Records from a data source >>

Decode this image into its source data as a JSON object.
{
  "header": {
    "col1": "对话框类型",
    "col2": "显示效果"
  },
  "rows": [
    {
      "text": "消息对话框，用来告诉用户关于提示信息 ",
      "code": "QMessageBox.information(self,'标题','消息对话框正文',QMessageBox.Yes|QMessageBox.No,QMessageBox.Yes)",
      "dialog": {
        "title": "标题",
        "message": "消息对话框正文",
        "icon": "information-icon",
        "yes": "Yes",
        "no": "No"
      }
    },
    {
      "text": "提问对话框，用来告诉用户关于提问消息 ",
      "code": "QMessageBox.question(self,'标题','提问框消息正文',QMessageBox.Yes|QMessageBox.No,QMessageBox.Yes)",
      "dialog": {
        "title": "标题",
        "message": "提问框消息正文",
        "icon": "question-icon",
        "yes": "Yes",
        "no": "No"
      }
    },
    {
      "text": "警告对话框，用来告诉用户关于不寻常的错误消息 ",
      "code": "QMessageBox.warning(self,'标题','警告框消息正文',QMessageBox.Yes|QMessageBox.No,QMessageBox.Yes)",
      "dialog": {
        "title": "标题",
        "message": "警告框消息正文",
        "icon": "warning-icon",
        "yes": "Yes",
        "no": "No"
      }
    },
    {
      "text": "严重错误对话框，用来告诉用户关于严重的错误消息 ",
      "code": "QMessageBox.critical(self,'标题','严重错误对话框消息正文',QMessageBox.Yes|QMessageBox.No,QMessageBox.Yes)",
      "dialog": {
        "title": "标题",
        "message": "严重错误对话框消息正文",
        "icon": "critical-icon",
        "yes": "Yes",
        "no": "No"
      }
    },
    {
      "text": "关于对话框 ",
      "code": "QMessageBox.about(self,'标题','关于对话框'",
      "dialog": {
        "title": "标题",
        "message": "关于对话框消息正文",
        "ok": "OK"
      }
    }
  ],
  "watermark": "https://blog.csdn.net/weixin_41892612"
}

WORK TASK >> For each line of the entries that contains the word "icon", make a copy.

RESPONSE AREA >>
        "icon": "information-icon",
        "icon": "question-icon",
        "icon": "warning-icon",
        "icon": "critical-icon",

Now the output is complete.